Artist Experience: Darragh Parsons’ take on Pinter
Watching a Pinter work is a mental workout… try stage managing two Pinter productions at Soulpepper, with two very different approaches.
Darragh Parsons is a legendary Toronto Stage Manager, well known for her exceptional baked goods. She’s been working with the company for nearly 10 years on some of our celebrated works including Ma Rainey’s Black Bottom, for colored girls…, Of Human Bondage, and on major works in the community like The Phantom of the Opera (Pantages Theatre) and two national tours of Cats. Read more to get Darragh’s take on a Pinter play like Betrayal, on stage now!
A stage manager pulls the technical elements together from all designs and direction over the rehearsal period, in what we lovingly call Tech week, and puts it all in book called the prompt script. That book is gold in the end but it all goes through the wringer before it gets to the shiny final copy.

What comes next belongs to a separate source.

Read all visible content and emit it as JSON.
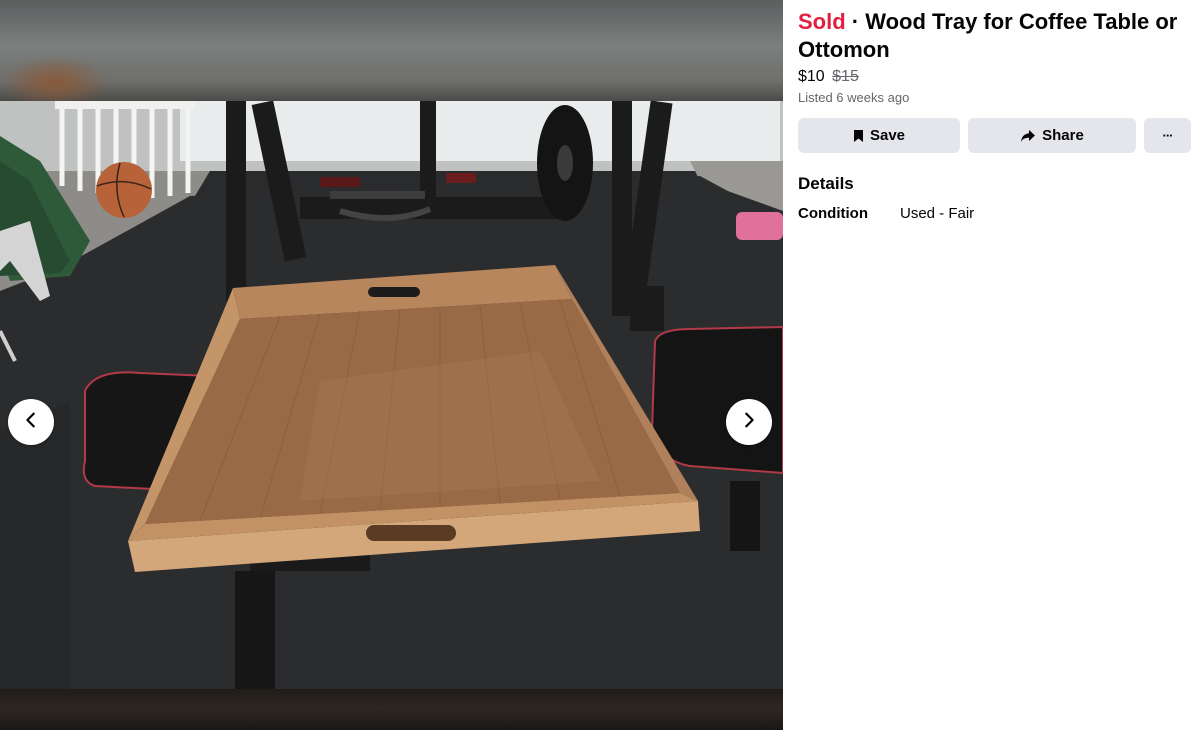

Pinter exposes character flaws through humor, rhythm, absurd situations and simplicity. But be aware, his words are a mechanism, so don’t look for truth or meaning in them. There is rarely a connection between the characters and how they all pretend they are communicating. Anxiety is at the root of it all—no one feels comfortable, and their memories are flawed. All of the characters work for control because it is easier to control than connect. The actors have to read between the lines, between the words and for God’s sake never pause unless indicated! There are 130 pauses in Betrayal. Silence is not an actor forgetting a line, it is scripted. In fact, there are 16 scripted silences in Betrayal.
Working in reverse time is a challenge. We are telling the story but the audience always knows more than the character. Navigating what the character knows makes discussions become entangled. Robert knows this. Robert thinks Jerry knows this. Jerry doesn’t know what Robert knows. Emma doesn’t know that Robert knows and Emma doesn’t tell Jerry that Robert knows or what she knows. Jerry lives in fear of Judith knowing and of Robert knowing. Jerry knows very little of anything really. Robert says this but is that a lie or the truth?. No one really knows what and who—those are the questions in Pinter.
For a 75 minute play that appears to be a bunch of superficial conversations in a story of people having affairs it will make you think, laugh, and applaud. Betrayal by Harold Pinter runs until September 22, 2019.